BEGIN Input

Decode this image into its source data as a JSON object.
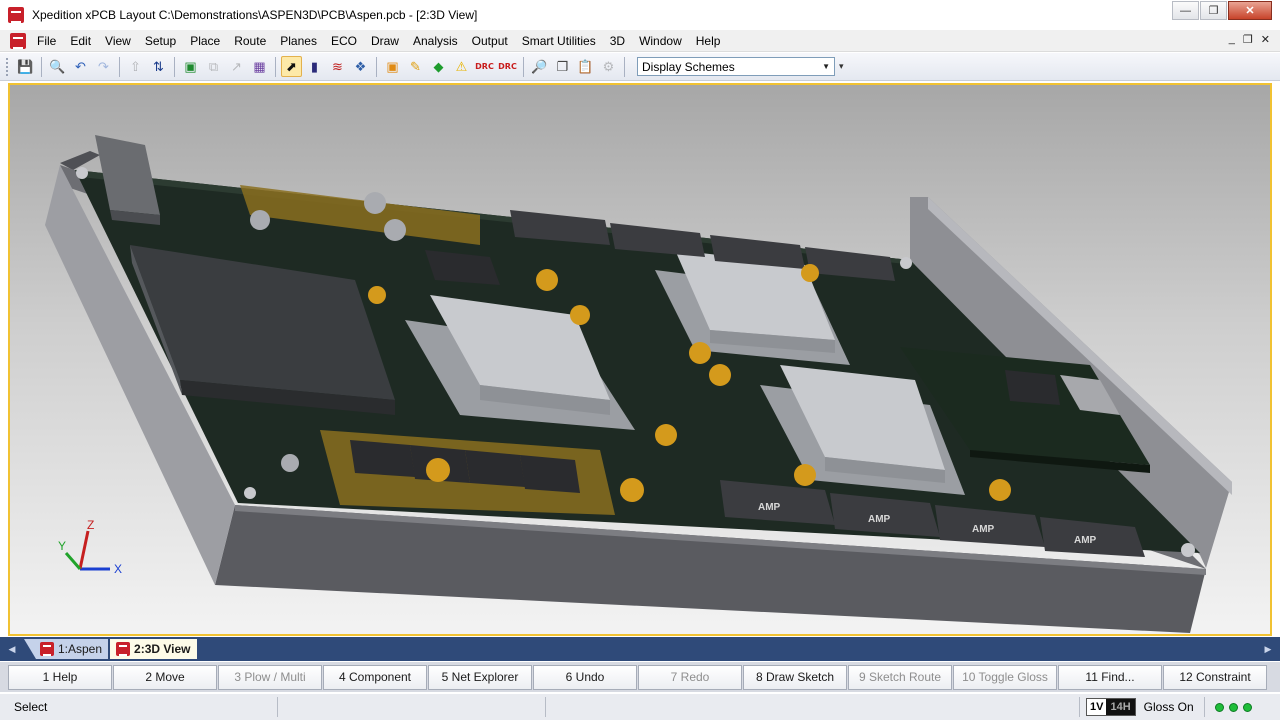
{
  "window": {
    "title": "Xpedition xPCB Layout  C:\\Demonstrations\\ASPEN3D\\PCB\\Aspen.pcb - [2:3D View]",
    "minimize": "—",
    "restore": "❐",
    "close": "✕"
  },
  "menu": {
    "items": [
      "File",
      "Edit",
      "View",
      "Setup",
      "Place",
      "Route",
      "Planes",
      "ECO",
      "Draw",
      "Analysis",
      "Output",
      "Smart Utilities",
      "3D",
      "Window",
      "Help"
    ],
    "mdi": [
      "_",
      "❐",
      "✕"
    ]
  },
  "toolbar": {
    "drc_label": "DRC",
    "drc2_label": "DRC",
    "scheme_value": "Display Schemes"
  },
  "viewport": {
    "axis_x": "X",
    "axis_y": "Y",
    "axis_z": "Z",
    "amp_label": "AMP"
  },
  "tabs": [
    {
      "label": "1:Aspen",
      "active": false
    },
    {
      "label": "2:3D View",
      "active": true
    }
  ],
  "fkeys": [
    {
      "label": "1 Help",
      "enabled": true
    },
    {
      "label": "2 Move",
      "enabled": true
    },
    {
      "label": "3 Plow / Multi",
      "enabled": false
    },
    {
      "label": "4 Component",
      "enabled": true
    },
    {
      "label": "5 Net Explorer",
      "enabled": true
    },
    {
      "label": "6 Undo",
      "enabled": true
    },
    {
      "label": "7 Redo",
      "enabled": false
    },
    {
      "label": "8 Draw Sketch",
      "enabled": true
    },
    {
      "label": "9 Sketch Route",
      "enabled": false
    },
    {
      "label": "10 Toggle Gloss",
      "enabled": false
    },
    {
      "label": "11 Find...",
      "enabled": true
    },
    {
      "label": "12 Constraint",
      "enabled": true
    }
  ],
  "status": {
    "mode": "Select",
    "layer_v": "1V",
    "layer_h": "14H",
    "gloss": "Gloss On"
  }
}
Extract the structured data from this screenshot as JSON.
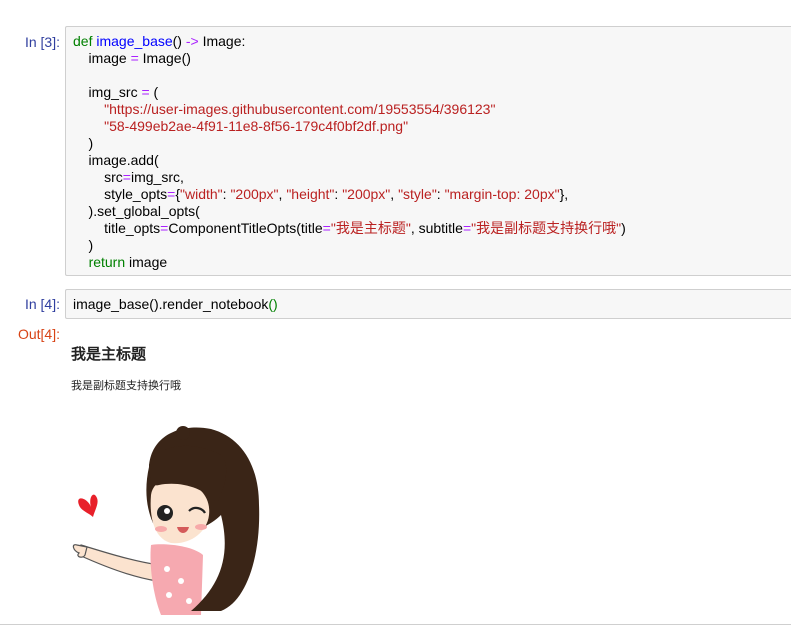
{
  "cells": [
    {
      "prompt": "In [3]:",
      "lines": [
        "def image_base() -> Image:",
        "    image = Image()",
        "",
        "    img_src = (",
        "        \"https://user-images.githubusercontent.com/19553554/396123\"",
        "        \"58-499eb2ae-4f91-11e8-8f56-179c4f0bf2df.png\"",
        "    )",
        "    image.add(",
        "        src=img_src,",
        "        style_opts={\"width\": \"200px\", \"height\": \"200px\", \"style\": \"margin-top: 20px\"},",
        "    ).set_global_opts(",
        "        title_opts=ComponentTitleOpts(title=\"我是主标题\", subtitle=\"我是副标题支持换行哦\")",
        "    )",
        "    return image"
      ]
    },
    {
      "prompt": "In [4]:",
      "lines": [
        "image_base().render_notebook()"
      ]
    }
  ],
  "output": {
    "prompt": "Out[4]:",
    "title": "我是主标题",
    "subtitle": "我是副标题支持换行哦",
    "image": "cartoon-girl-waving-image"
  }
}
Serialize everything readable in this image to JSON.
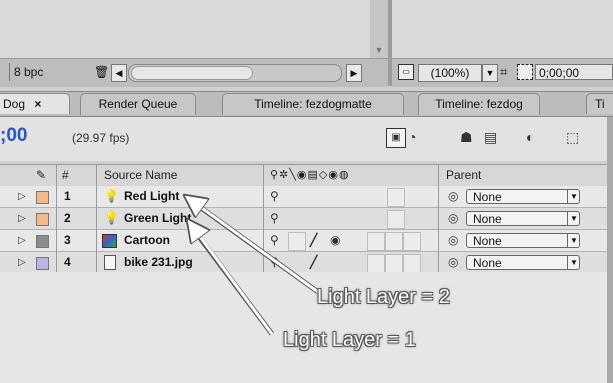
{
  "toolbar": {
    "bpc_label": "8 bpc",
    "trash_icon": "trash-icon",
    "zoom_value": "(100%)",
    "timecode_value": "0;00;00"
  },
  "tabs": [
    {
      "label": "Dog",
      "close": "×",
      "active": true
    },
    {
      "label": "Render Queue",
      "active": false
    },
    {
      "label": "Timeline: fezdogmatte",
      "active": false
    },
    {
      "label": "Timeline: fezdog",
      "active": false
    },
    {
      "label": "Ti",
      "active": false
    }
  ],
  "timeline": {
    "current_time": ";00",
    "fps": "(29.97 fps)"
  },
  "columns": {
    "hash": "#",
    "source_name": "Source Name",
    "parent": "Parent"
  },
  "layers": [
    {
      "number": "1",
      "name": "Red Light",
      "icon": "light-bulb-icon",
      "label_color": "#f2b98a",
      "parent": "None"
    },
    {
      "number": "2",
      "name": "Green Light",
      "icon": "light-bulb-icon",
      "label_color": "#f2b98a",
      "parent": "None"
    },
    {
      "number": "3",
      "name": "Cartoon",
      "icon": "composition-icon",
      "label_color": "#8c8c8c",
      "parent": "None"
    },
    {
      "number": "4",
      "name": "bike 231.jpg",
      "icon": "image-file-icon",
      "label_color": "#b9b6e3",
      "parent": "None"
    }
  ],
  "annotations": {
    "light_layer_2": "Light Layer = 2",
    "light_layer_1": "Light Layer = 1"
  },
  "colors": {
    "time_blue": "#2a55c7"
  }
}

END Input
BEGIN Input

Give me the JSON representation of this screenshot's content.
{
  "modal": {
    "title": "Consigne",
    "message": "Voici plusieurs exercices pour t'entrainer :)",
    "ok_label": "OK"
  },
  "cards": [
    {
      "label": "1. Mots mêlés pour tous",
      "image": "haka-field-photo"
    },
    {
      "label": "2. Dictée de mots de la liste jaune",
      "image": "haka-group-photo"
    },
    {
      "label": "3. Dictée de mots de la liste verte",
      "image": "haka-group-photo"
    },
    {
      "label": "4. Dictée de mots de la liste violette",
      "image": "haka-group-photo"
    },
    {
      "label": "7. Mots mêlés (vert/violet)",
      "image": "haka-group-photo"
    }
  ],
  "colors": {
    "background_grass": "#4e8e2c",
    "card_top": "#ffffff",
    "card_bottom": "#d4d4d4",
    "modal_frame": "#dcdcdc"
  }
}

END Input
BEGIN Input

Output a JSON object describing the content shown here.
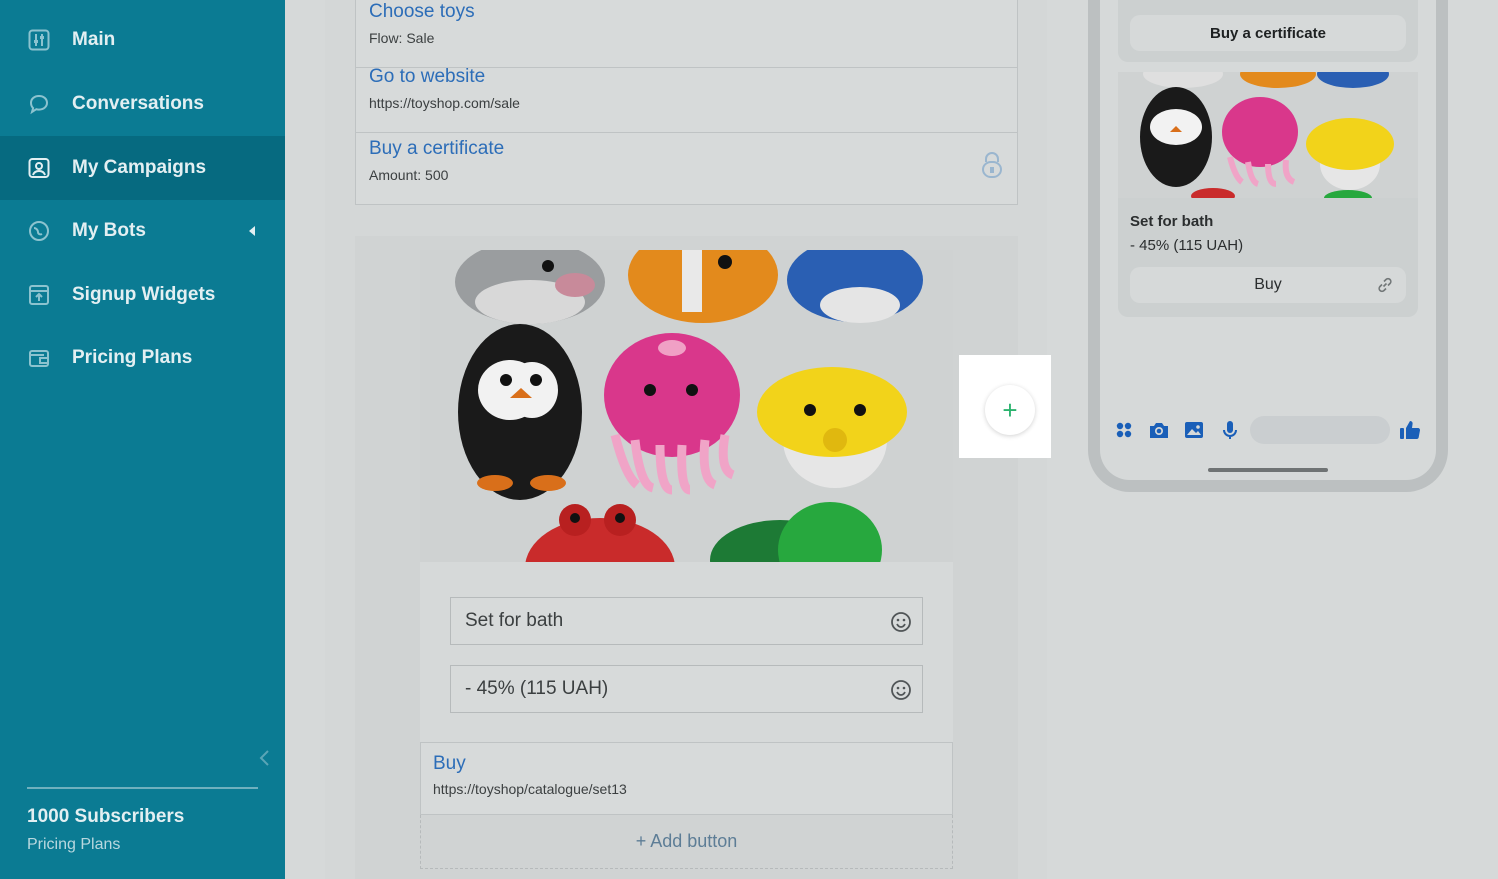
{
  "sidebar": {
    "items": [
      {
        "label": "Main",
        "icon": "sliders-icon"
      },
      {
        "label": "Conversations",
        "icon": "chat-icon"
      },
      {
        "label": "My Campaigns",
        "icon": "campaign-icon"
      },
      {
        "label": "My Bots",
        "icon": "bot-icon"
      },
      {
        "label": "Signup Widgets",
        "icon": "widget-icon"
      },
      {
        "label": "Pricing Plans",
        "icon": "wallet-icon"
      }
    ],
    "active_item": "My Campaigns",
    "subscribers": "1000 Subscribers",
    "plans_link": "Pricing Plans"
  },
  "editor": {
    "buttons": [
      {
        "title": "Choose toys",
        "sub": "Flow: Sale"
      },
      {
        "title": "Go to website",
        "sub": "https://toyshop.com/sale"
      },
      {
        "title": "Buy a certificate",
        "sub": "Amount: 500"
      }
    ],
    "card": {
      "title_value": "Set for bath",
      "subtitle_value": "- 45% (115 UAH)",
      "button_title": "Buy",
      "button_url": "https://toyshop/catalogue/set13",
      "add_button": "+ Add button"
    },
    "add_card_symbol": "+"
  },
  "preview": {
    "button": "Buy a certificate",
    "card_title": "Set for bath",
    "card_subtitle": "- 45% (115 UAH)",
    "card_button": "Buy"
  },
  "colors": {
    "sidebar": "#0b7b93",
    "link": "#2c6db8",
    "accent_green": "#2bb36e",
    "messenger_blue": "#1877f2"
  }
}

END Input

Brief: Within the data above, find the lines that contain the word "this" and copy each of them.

Task solution:
Decode this image into its source data as a JSON object.
Extract the structured data from this screenshot as JSON.
Serialize everything readable in this image to JSON.
Give me the JSON representation of this screenshot's content.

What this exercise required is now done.